Workplace

Employer not liable for Christmas party punch

Employer not liable for Christmas party punch

9 September 2014

An employee who was seriously injured during an altercation at a work Christmas celebration who attempted to sue his employer for breaching its duty of care has lost his case.

The Christmas party was held on board a cruise boat with families of employees also present. The cruise boat was shared with another party of employees from a different company and when some of the people in this other party became rowdy the employee confronted them, asking them to tone down their behaviour. After a second confrontation, the man was hit from behind by a member of the other party and sustained serious injuries as a result.

Justice David Jackson acknowledged the employer’s duty of care and that this included a requirement to take reasonable steps to ensure employees’ safety during the function.

However Justice Jackson said that the company had not breached this duty of care and rejected the employee’s assertion that the company’s director should have foreseen the risk and intervened prior to the situation escalating into physical assault.

Workplace

A key comment from the judge in this case which employers should take heed of is that, when considering the behaviour of the other party in the lead up to the incident, there was not “an inkling that the situation was either likely to or might produce violence.

This comment shows how important it is for those in positions of responsibility on such occasions to remain aware of potential hazards. In situations such as this, the environment is not static and unforeseen risks may easily develop.
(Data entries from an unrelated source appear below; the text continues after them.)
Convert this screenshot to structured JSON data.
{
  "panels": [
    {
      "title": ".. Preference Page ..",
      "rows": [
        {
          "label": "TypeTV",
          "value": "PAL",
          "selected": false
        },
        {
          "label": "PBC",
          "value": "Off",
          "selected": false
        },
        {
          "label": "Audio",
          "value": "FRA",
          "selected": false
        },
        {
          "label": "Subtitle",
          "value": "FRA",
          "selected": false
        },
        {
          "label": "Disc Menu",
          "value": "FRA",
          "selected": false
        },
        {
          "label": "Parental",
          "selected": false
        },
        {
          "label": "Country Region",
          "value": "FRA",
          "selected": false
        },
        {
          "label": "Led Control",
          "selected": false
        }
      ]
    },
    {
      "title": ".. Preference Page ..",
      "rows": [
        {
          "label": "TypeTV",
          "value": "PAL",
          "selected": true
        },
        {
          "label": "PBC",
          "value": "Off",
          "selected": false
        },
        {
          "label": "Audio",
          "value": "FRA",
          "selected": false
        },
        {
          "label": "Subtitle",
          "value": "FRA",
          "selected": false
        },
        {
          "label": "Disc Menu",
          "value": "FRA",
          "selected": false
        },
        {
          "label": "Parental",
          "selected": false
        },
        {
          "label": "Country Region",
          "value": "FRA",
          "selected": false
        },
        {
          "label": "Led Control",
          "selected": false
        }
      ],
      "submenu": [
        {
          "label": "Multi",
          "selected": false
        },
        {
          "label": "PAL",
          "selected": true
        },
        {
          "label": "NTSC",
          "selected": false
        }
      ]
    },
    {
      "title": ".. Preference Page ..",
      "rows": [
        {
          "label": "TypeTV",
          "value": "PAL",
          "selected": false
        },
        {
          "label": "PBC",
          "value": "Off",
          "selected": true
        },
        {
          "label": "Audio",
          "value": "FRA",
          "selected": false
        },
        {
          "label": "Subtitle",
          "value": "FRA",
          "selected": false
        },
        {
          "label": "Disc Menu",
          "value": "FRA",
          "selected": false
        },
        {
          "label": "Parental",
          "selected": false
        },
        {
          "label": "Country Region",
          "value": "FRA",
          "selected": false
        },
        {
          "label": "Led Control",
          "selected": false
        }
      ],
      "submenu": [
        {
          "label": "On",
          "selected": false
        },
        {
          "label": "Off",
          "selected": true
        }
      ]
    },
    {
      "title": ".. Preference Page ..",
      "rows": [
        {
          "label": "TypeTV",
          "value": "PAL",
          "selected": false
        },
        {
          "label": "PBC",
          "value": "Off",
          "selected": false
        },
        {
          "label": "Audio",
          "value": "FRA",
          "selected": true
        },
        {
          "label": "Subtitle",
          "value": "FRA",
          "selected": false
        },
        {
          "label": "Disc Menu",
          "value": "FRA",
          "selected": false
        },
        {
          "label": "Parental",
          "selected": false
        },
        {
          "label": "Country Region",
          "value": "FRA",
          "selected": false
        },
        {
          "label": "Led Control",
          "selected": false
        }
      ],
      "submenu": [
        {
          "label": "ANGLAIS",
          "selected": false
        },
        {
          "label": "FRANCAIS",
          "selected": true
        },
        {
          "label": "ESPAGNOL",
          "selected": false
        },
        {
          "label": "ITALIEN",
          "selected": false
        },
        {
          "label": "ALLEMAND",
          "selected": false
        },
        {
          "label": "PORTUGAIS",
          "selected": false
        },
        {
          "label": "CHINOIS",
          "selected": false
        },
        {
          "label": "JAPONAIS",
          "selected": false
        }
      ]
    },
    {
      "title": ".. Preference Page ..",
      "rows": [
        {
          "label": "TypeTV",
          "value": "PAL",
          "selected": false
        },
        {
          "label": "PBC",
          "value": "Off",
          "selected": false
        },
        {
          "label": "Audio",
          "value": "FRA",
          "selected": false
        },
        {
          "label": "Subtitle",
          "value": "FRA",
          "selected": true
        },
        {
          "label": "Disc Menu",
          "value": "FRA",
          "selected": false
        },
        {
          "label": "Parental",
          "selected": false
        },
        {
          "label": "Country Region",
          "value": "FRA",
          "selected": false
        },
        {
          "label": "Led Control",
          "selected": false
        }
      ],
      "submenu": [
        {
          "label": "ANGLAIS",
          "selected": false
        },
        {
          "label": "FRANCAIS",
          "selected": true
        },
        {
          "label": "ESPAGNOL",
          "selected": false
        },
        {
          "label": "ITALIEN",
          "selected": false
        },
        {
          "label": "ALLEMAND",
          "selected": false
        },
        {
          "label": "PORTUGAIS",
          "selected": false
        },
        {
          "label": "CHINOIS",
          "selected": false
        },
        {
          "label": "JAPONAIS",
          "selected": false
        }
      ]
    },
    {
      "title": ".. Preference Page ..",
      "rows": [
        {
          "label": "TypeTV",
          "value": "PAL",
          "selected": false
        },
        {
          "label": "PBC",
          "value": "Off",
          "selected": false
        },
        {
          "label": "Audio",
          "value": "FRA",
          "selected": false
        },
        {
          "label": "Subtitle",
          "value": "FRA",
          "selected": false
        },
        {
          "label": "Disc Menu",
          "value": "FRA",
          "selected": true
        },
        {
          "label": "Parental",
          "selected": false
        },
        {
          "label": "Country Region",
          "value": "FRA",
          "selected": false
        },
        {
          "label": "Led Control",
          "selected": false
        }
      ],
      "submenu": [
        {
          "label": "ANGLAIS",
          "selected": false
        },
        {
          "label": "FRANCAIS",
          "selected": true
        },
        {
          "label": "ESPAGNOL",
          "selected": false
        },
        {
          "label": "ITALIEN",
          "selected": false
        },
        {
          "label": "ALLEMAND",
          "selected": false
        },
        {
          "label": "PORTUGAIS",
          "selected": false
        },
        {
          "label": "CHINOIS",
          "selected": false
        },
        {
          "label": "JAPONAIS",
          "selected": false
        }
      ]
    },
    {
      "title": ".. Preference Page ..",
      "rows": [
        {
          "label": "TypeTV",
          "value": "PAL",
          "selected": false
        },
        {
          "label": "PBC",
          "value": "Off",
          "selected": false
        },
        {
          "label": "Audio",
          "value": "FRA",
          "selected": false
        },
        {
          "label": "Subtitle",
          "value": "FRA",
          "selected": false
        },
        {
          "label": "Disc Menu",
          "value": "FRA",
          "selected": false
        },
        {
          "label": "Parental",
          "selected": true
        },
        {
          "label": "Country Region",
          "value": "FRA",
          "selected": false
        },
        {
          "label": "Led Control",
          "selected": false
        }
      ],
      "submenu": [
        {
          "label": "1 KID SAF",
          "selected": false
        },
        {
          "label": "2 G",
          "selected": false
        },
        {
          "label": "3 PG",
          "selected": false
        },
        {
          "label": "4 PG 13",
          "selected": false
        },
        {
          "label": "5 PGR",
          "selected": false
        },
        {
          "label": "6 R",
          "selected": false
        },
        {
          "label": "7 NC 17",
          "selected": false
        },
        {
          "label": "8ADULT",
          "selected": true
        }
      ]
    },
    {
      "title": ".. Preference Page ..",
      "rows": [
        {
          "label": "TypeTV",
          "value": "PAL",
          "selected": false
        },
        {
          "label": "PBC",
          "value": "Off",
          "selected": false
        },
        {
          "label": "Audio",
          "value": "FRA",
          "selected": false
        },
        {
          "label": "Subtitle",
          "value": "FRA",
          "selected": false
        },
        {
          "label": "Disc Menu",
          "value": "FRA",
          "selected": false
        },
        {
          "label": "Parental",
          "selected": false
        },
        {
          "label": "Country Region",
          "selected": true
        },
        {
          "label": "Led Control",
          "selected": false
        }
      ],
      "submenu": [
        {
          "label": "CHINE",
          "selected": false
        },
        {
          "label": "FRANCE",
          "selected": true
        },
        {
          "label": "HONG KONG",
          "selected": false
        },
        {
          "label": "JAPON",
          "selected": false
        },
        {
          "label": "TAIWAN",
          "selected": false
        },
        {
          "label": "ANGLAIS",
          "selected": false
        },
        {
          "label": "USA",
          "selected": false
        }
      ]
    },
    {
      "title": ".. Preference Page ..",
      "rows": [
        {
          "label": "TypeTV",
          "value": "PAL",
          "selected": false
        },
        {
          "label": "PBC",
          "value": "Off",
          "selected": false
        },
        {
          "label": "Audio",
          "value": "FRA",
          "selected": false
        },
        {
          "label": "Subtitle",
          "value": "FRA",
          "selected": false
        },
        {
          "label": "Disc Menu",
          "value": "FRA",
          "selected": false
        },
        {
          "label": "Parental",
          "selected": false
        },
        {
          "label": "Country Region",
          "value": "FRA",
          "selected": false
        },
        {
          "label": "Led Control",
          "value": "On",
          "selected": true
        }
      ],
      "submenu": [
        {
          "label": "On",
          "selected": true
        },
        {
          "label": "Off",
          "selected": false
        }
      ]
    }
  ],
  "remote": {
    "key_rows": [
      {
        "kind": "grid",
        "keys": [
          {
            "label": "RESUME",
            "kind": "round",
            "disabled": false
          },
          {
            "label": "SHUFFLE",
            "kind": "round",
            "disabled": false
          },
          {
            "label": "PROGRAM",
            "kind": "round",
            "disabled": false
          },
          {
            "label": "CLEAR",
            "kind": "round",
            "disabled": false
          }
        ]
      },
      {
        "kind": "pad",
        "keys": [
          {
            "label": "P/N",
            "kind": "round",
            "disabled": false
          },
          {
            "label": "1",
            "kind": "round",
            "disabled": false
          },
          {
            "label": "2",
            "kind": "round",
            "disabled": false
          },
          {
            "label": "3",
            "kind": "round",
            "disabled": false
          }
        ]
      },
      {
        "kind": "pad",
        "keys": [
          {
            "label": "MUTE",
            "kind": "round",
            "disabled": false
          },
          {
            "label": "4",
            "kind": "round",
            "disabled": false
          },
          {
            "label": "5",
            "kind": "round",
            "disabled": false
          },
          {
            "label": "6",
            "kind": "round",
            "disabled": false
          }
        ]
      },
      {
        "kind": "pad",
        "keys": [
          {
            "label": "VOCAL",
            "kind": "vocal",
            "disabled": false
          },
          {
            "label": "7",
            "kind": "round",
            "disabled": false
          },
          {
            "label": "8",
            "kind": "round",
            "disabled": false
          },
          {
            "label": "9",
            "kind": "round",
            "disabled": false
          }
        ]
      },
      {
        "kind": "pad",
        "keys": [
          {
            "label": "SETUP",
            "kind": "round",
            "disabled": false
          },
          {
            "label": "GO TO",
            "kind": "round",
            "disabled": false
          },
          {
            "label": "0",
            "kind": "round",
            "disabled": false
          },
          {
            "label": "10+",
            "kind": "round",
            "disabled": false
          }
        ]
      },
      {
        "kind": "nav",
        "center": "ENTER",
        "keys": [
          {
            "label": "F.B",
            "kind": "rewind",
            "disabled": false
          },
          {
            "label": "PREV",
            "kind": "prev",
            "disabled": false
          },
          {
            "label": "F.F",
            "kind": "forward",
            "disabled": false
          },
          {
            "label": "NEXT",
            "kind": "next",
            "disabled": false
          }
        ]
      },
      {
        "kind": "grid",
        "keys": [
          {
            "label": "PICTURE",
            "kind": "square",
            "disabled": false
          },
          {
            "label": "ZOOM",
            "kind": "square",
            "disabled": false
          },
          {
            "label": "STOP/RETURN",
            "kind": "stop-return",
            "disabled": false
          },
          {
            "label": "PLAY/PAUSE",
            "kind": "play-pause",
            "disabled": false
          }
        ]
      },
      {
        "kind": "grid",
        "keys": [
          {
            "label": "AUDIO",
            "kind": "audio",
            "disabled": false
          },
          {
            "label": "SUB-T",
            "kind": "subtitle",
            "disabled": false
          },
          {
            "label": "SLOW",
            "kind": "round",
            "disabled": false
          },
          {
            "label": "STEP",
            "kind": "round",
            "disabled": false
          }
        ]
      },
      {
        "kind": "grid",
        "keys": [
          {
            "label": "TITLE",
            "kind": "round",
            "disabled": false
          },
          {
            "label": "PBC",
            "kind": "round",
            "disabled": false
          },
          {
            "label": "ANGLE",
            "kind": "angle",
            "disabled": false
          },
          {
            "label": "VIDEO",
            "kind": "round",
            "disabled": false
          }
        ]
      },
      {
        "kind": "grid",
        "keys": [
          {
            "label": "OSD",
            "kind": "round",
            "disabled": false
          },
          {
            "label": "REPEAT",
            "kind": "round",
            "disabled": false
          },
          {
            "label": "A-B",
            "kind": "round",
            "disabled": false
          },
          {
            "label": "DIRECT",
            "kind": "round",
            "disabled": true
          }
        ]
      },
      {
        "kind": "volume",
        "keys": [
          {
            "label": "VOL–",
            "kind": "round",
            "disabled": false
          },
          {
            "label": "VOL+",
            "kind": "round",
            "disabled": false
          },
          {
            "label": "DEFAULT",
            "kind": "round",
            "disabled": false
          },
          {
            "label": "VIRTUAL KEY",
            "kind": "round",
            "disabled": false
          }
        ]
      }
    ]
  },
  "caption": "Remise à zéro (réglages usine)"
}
This same principle of continued vigilance and evasive action may be applied in various work situations, particularly in the area of workplace bullying. Workplace investigations conducted by iHR Australia often uncover behaviour which is inappropriate but does not constitute bullying at the time of the investigation. However, if left unaddressed, this behaviour could continue and escalate into repeated unreasonable behaviour which creates a risk to health and safety and is therefore considered workplace bullying.

With this in mind, it is important that workplace investigations are conducted in a thorough manner and result in recommendations on how to prevent poor behaviour in future. For more information about workplace investigations or Workplace Investigation Officer training contact iHR Australia on 1300 884 687 or make an online enquiry.

Read iHR’s Workplace Investigations: Causes and Cures survey report here

HR news articles from last week:

More HR news articles: